-------- Source data --------

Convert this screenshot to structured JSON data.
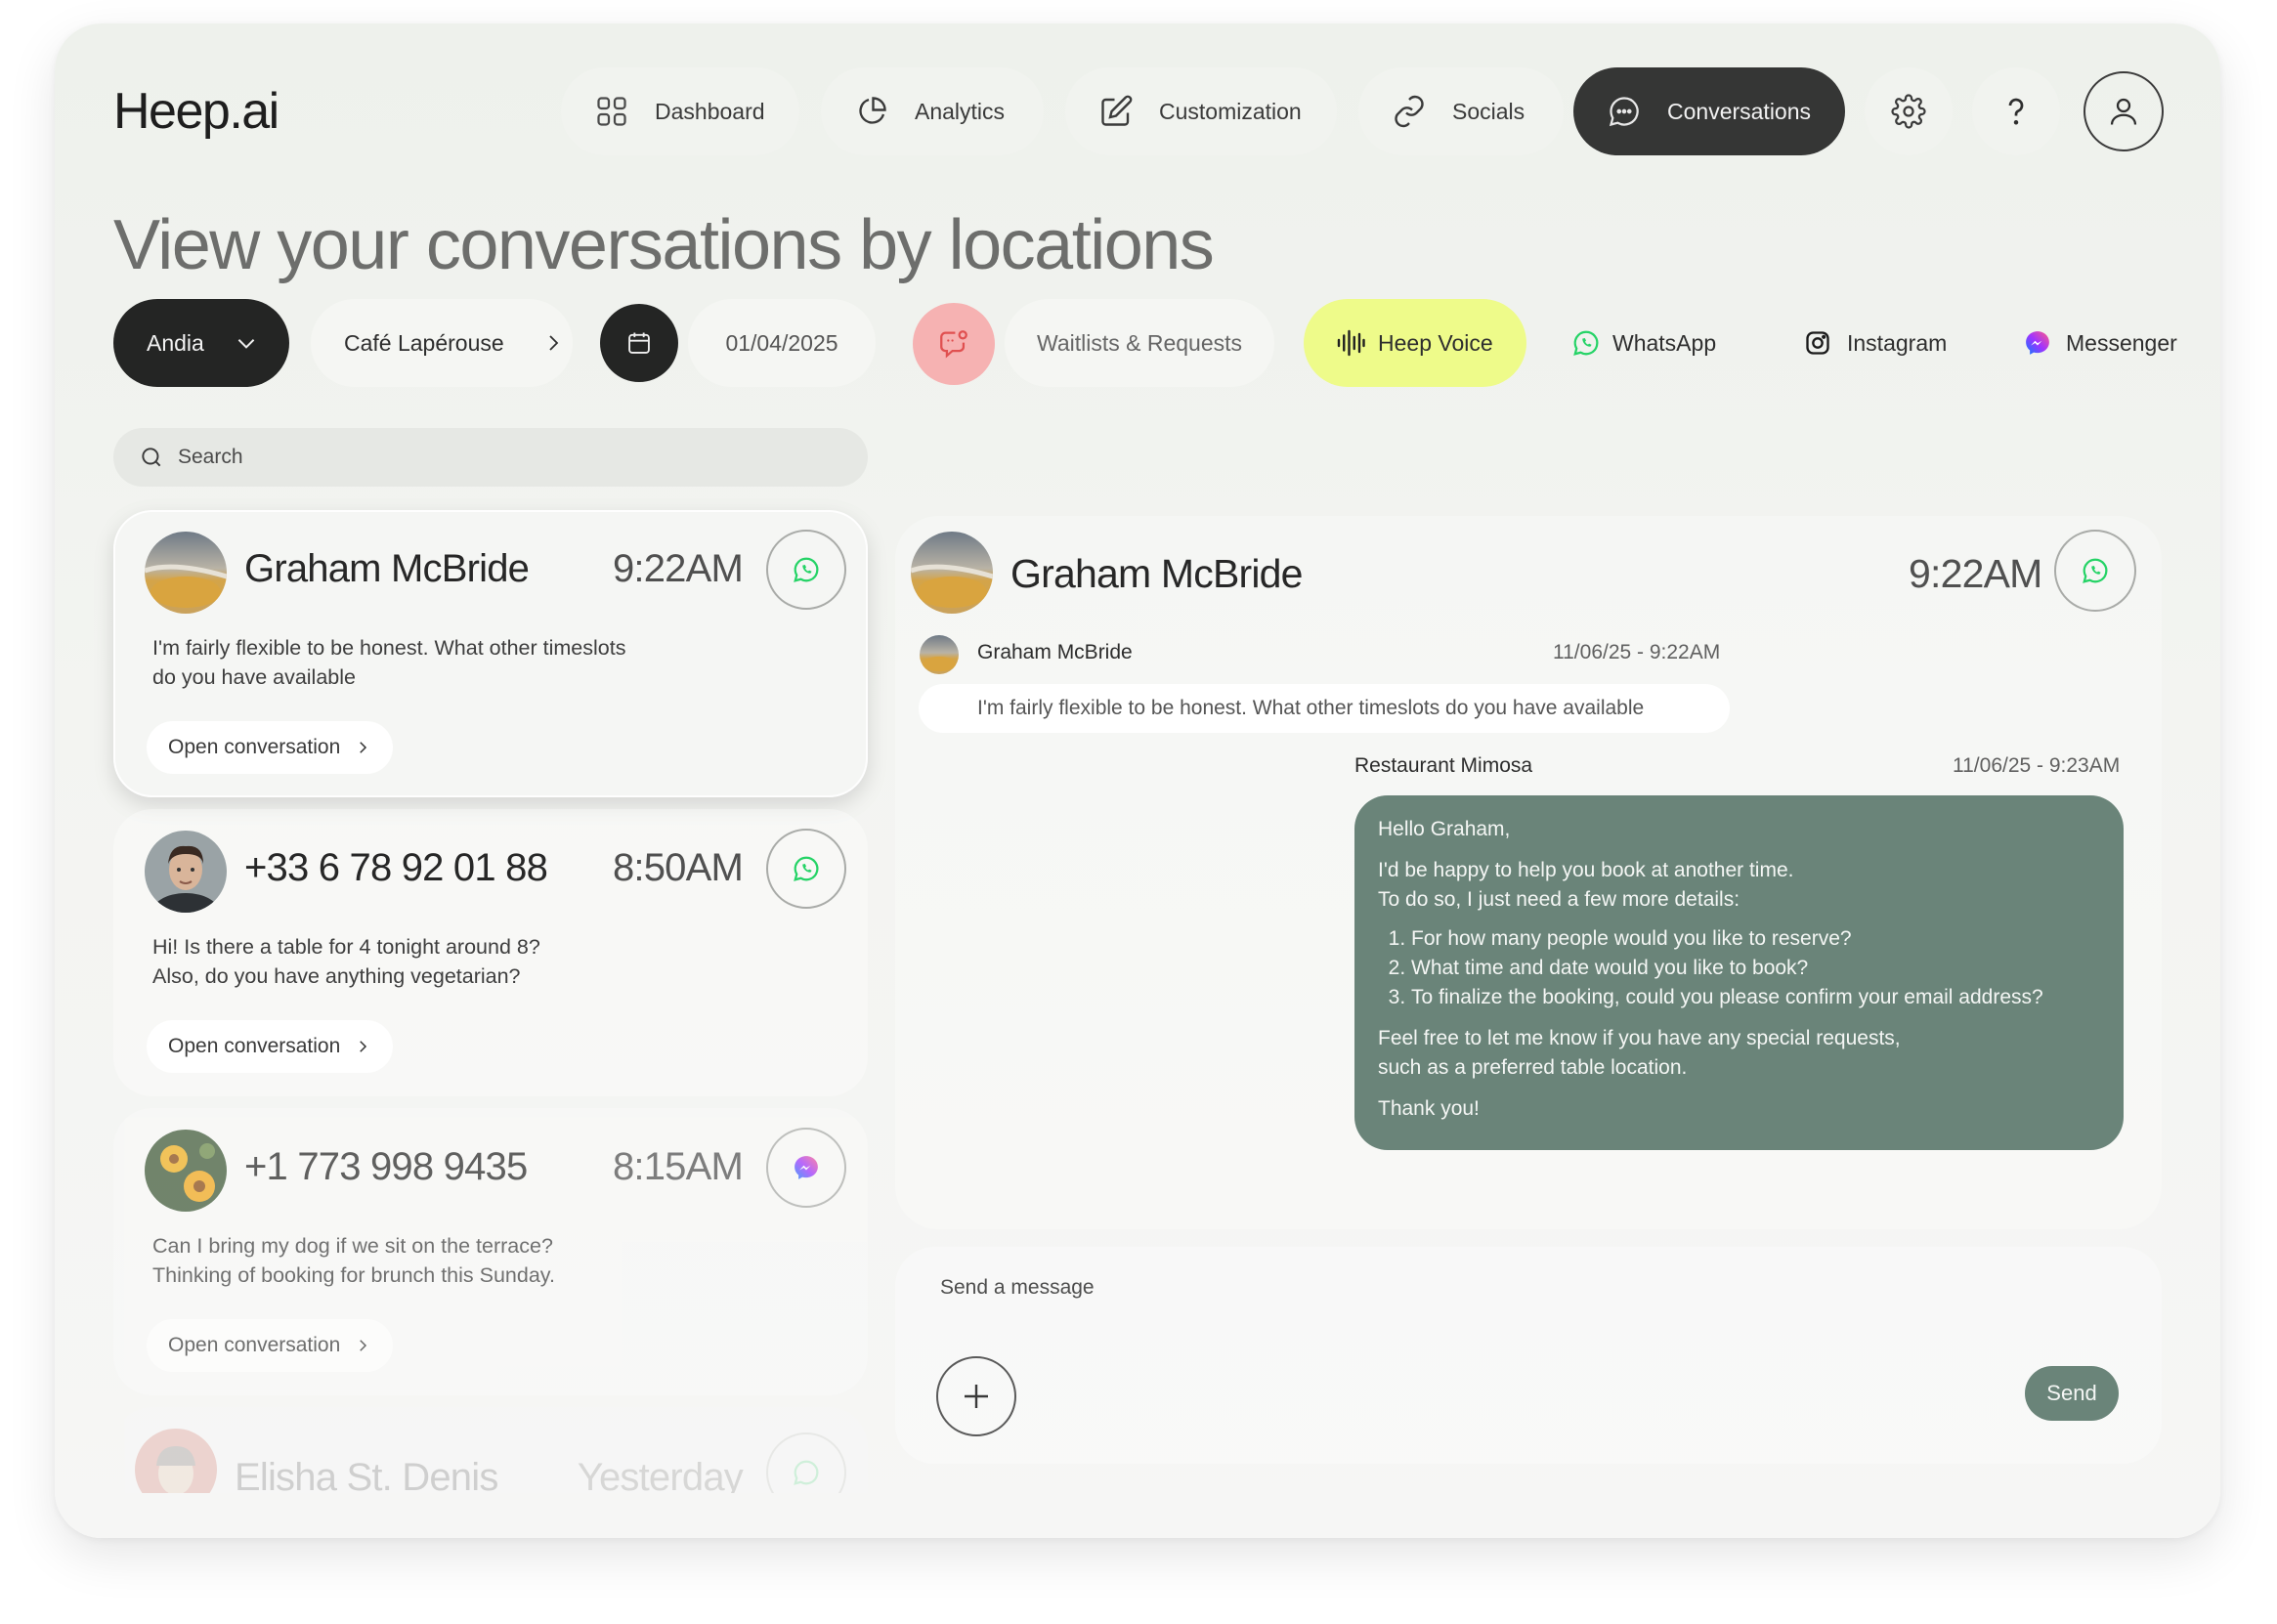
{
  "app": {
    "logo": "Heep.ai"
  },
  "nav": {
    "items": [
      {
        "label": "Dashboard",
        "icon": "grid-icon"
      },
      {
        "label": "Analytics",
        "icon": "pie-chart-icon"
      },
      {
        "label": "Customization",
        "icon": "edit-icon"
      },
      {
        "label": "Socials",
        "icon": "link-icon"
      },
      {
        "label": "Conversations",
        "icon": "chat-bubble-icon",
        "active": true
      }
    ],
    "settings_icon": "gear-icon",
    "help_icon": "question-icon",
    "profile_icon": "user-icon"
  },
  "page": {
    "title": "View your conversations by locations"
  },
  "filters": {
    "region": "Andia",
    "location": "Café Lapérouse",
    "date": "01/04/2025",
    "waitlists": "Waitlists & Requests",
    "heep_voice": "Heep Voice",
    "whatsapp": "WhatsApp",
    "instagram": "Instagram",
    "messenger": "Messenger"
  },
  "search": {
    "placeholder": "Search"
  },
  "conversations": [
    {
      "name": "Graham McBride",
      "time": "9:22AM",
      "channel": "whatsapp",
      "line1": "I'm fairly flexible to be honest. What other timeslots",
      "line2": "do you have available",
      "open_label": "Open conversation"
    },
    {
      "name": "+33 6 78 92 01 88",
      "time": "8:50AM",
      "channel": "whatsapp",
      "line1": "Hi! Is there a table for 4 tonight around 8?",
      "line2": "Also, do you have anything vegetarian?",
      "open_label": "Open conversation"
    },
    {
      "name": "+1 773 998 9435",
      "time": "8:15AM",
      "channel": "messenger",
      "line1": "Can I bring my dog if we sit on the terrace?",
      "line2": "Thinking of booking for brunch this Sunday.",
      "open_label": "Open conversation"
    },
    {
      "name": "Elisha St. Denis",
      "time": "Yesterday",
      "channel": "whatsapp"
    }
  ],
  "thread": {
    "contact_name": "Graham McBride",
    "time": "9:22AM",
    "incoming": {
      "sender": "Graham McBride",
      "timestamp": "11/06/25 - 9:22AM",
      "text": "I'm fairly flexible to be honest. What other timeslots do you have available"
    },
    "outgoing": {
      "sender": "Restaurant Mimosa",
      "timestamp": "11/06/25 - 9:23AM",
      "greeting": "Hello Graham,",
      "intro1": "I'd be happy to help you book at another time.",
      "intro2": "To do so, I just need a few more details:",
      "q1": "For how many people would you like to reserve?",
      "q2": "What time and date would you like to book?",
      "q3": "To finalize the booking, could you please confirm your email address?",
      "outro1": "Feel free to let me know if you have any special requests,",
      "outro2": "such as a preferred table location.",
      "thanks": "Thank you!"
    }
  },
  "composer": {
    "placeholder": "Send a message",
    "send_label": "Send"
  },
  "colors": {
    "accent_green": "#6a8479",
    "dark": "#353635",
    "heep_voice": "#eefb8a",
    "waitlist_icon_bg": "#f6b2b2",
    "whatsapp": "#25d366"
  }
}
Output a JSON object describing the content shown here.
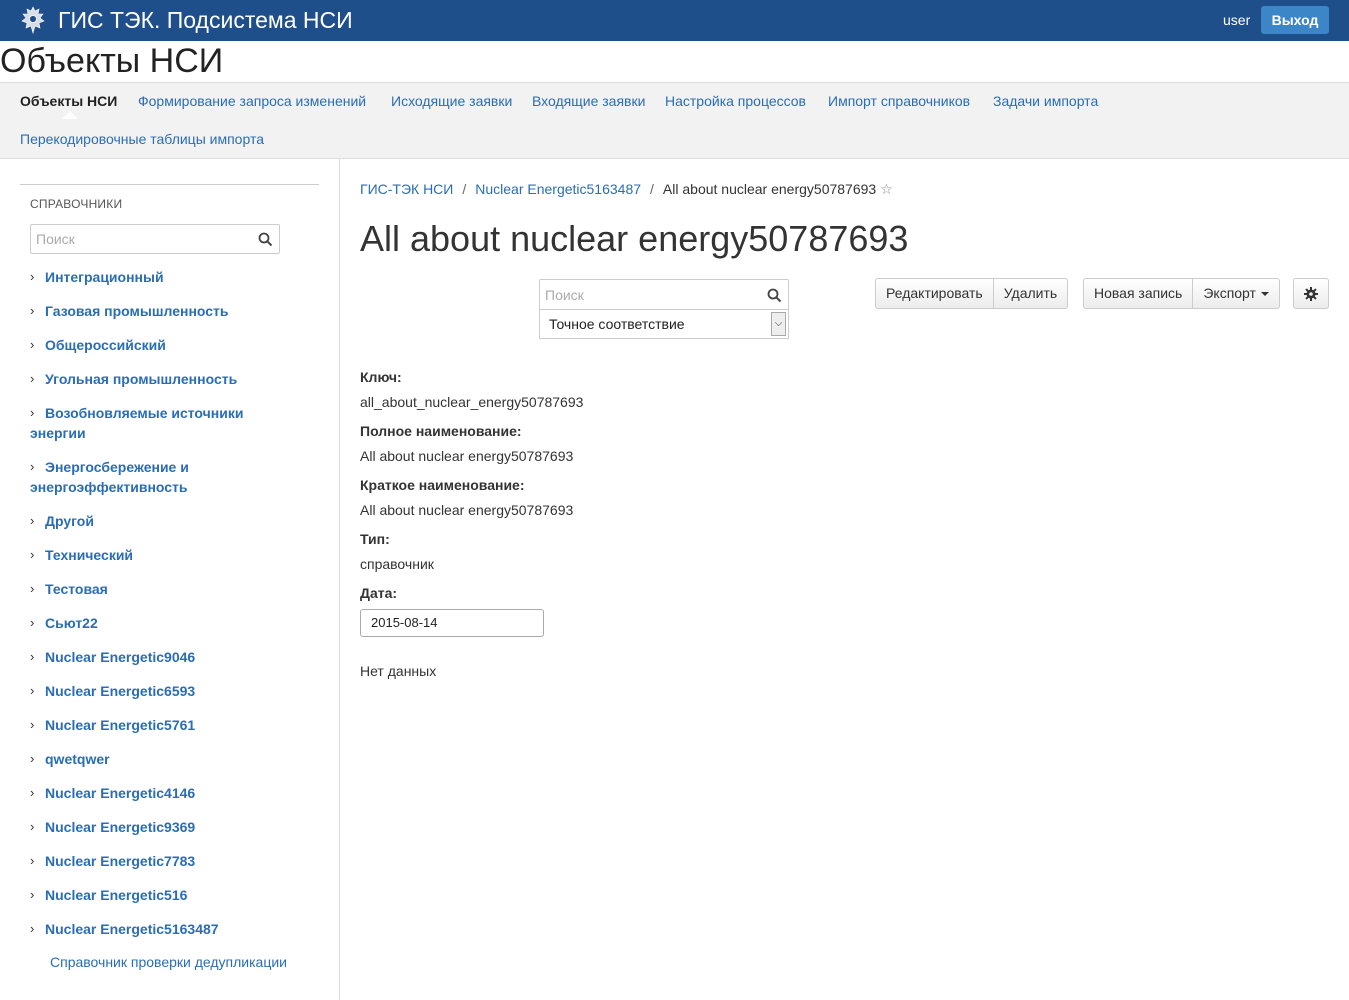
{
  "header": {
    "app_title": "ГИС ТЭК. Подсистема НСИ",
    "user": "user",
    "logout_label": "Выход",
    "brand_color": "#1f4f8b"
  },
  "page_title": "Объекты НСИ",
  "nav": {
    "items": [
      "Объекты НСИ",
      "Формирование запроса изменений",
      "Исходящие заявки",
      "Входящие заявки",
      "Настройка процессов",
      "Импорт справочников",
      "Задачи импорта",
      "Перекодировочные таблицы импорта"
    ],
    "active": "Объекты НСИ"
  },
  "sidebar": {
    "heading": "СПРАВОЧНИКИ",
    "search_placeholder": "Поиск",
    "items": [
      "Интеграционный",
      "Газовая промышленность",
      "Общероссийский",
      "Угольная промышленность",
      "Возобновляемые источники энергии",
      "Энергосбережение и энергоэффективность",
      "Другой",
      "Технический",
      "Тестовая",
      "Сьют22",
      "Nuclear Energetic9046",
      "Nuclear Energetic6593",
      "Nuclear Energetic5761",
      "qwetqwer",
      "Nuclear Energetic4146",
      "Nuclear Energetic9369",
      "Nuclear Energetic7783",
      "Nuclear Energetic516",
      "Nuclear Energetic5163487"
    ],
    "leaf": "Справочник проверки дедупликации"
  },
  "breadcrumb": {
    "items": [
      "ГИС-ТЭК НСИ",
      "Nuclear Energetic5163487"
    ],
    "current": "All about nuclear energy50787693"
  },
  "record": {
    "title": "All about nuclear energy50787693",
    "search_placeholder": "Поиск",
    "match_mode": "Точное соответствие",
    "buttons": {
      "edit": "Редактировать",
      "delete": "Удалить",
      "new_record": "Новая запись",
      "export": "Экспорт"
    },
    "fields": [
      {
        "label": "Ключ:",
        "value": "all_about_nuclear_energy50787693"
      },
      {
        "label": "Полное наименование:",
        "value": "All about nuclear energy50787693"
      },
      {
        "label": "Краткое наименование:",
        "value": "All about nuclear energy50787693"
      },
      {
        "label": "Тип:",
        "value": "справочник"
      }
    ],
    "date_label": "Дата:",
    "date_value": "2015-08-14",
    "empty_text": "Нет данных"
  }
}
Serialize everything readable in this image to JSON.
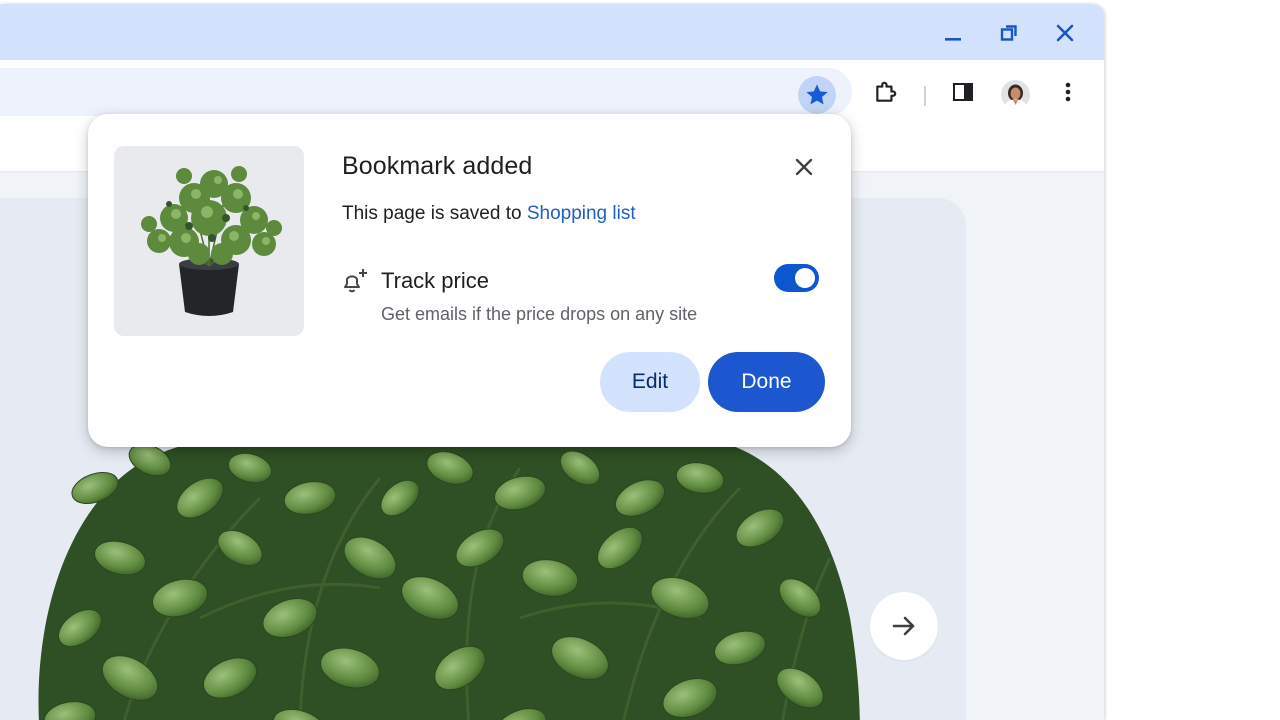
{
  "window_controls": {
    "minimize_icon": "minimize-icon",
    "restore_icon": "restore-icon",
    "close_icon": "close-icon"
  },
  "toolbar": {
    "bookmark_icon": "star-filled-icon",
    "extensions_icon": "puzzle-icon",
    "side_panel_icon": "side-panel-icon",
    "profile_icon": "avatar",
    "menu_icon": "kebab-menu-icon"
  },
  "bookmark_dialog": {
    "title": "Bookmark added",
    "saved_prefix": "This page is saved to ",
    "folder_link": "Shopping list",
    "track_price": {
      "title": "Track price",
      "description": "Get emails if the price drops on any site",
      "enabled": true
    },
    "edit_label": "Edit",
    "done_label": "Done"
  },
  "colors": {
    "titlebar": "#d3e3fd",
    "accent": "#0b57d0",
    "done_button": "#1c57cf",
    "edit_button": "#d3e3fd",
    "link": "#1f5fbf"
  }
}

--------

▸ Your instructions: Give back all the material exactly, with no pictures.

▸ Response to this task:
Convert this screenshot to structured JSON data.
{
  "app": {
    "logo": "Heep.ai"
  },
  "nav": {
    "items": [
      {
        "label": "Dashboard",
        "icon": "grid-icon"
      },
      {
        "label": "Analytics",
        "icon": "pie-chart-icon"
      },
      {
        "label": "Customization",
        "icon": "edit-icon"
      },
      {
        "label": "Socials",
        "icon": "link-icon"
      },
      {
        "label": "Conversations",
        "icon": "chat-bubble-icon",
        "active": true
      }
    ],
    "settings_icon": "gear-icon",
    "help_icon": "question-icon",
    "profile_icon": "user-icon"
  },
  "page": {
    "title": "View your conversations by locations"
  },
  "filters": {
    "region": "Andia",
    "location": "Café Lapérouse",
    "date": "01/04/2025",
    "waitlists": "Waitlists & Requests",
    "heep_voice": "Heep Voice",
    "whatsapp": "WhatsApp",
    "instagram": "Instagram",
    "messenger": "Messenger"
  },
  "search": {
    "placeholder": "Search"
  },
  "conversations": [
    {
      "name": "Graham McBride",
      "time": "9:22AM",
      "channel": "whatsapp",
      "line1": "I'm fairly flexible to be honest. What other timeslots",
      "line2": "do you have available",
      "open_label": "Open conversation"
    },
    {
      "name": "+33 6 78 92 01 88",
      "time": "8:50AM",
      "channel": "whatsapp",
      "line1": "Hi! Is there a table for 4 tonight around 8?",
      "line2": "Also, do you have anything vegetarian?",
      "open_label": "Open conversation"
    },
    {
      "name": "+1 773 998 9435",
      "time": "8:15AM",
      "channel": "messenger",
      "line1": "Can I bring my dog if we sit on the terrace?",
      "line2": "Thinking of booking for brunch this Sunday.",
      "open_label": "Open conversation"
    },
    {
      "name": "Elisha St. Denis",
      "time": "Yesterday",
      "channel": "whatsapp"
    }
  ],
  "thread": {
    "contact_name": "Graham McBride",
    "time": "9:22AM",
    "incoming": {
      "sender": "Graham McBride",
      "timestamp": "11/06/25 - 9:22AM",
      "text": "I'm fairly flexible to be honest. What other timeslots do you have available"
    },
    "outgoing": {
      "sender": "Restaurant Mimosa",
      "timestamp": "11/06/25 - 9:23AM",
      "greeting": "Hello Graham,",
      "intro1": "I'd be happy to help you book at another time.",
      "intro2": "To do so, I just need a few more details:",
      "q1": "For how many people would you like to reserve?",
      "q2": "What time and date would you like to book?",
      "q3": "To finalize the booking, could you please confirm your email address?",
      "outro1": "Feel free to let me know if you have any special requests,",
      "outro2": "such as a preferred table location.",
      "thanks": "Thank you!"
    }
  },
  "composer": {
    "placeholder": "Send a message",
    "send_label": "Send"
  },
  "colors": {
    "accent_green": "#6a8479",
    "dark": "#353635",
    "heep_voice": "#eefb8a",
    "waitlist_icon_bg": "#f6b2b2",
    "whatsapp": "#25d366"
  }
}
Output a JSON object describing the content shown here.
{
  "header": {
    "app_title": "ГИС ТЭК. Подсистема НСИ",
    "user": "user",
    "logout_label": "Выход",
    "brand_color": "#1f4f8b"
  },
  "page_title": "Объекты НСИ",
  "nav": {
    "items": [
      "Объекты НСИ",
      "Формирование запроса изменений",
      "Исходящие заявки",
      "Входящие заявки",
      "Настройка процессов",
      "Импорт справочников",
      "Задачи импорта",
      "Перекодировочные таблицы импорта"
    ],
    "active": "Объекты НСИ"
  },
  "sidebar": {
    "heading": "СПРАВОЧНИКИ",
    "search_placeholder": "Поиск",
    "items": [
      "Интеграционный",
      "Газовая промышленность",
      "Общероссийский",
      "Угольная промышленность",
      "Возобновляемые источники энергии",
      "Энергосбережение и энергоэффективность",
      "Другой",
      "Технический",
      "Тестовая",
      "Сьют22",
      "Nuclear Energetic9046",
      "Nuclear Energetic6593",
      "Nuclear Energetic5761",
      "qwetqwer",
      "Nuclear Energetic4146",
      "Nuclear Energetic9369",
      "Nuclear Energetic7783",
      "Nuclear Energetic516",
      "Nuclear Energetic5163487"
    ],
    "leaf": "Справочник проверки дедупликации"
  },
  "breadcrumb": {
    "items": [
      "ГИС-ТЭК НСИ",
      "Nuclear Energetic5163487"
    ],
    "current": "All about nuclear energy50787693"
  },
  "record": {
    "title": "All about nuclear energy50787693",
    "search_placeholder": "Поиск",
    "match_mode": "Точное соответствие",
    "buttons": {
      "edit": "Редактировать",
      "delete": "Удалить",
      "new_record": "Новая запись",
      "export": "Экспорт"
    },
    "fields": [
      {
        "label": "Ключ:",
        "value": "all_about_nuclear_energy50787693"
      },
      {
        "label": "Полное наименование:",
        "value": "All about nuclear energy50787693"
      },
      {
        "label": "Краткое наименование:",
        "value": "All about nuclear energy50787693"
      },
      {
        "label": "Тип:",
        "value": "справочник"
      }
    ],
    "date_label": "Дата:",
    "date_value": "2015-08-14",
    "empty_text": "Нет данных"
  }
}
Serialize everything readable in this image to JSON.
{
  "window_controls": {
    "minimize_icon": "minimize-icon",
    "restore_icon": "restore-icon",
    "close_icon": "close-icon"
  },
  "toolbar": {
    "bookmark_icon": "star-filled-icon",
    "extensions_icon": "puzzle-icon",
    "side_panel_icon": "side-panel-icon",
    "profile_icon": "avatar",
    "menu_icon": "kebab-menu-icon"
  },
  "bookmark_dialog": {
    "title": "Bookmark added",
    "saved_prefix": "This page is saved to ",
    "folder_link": "Shopping list",
    "track_price": {
      "title": "Track price",
      "description": "Get emails if the price drops on any site",
      "enabled": true
    },
    "edit_label": "Edit",
    "done_label": "Done"
  },
  "colors": {
    "titlebar": "#d3e3fd",
    "accent": "#0b57d0",
    "done_button": "#1c57cf",
    "edit_button": "#d3e3fd",
    "link": "#1f5fbf"
  }
}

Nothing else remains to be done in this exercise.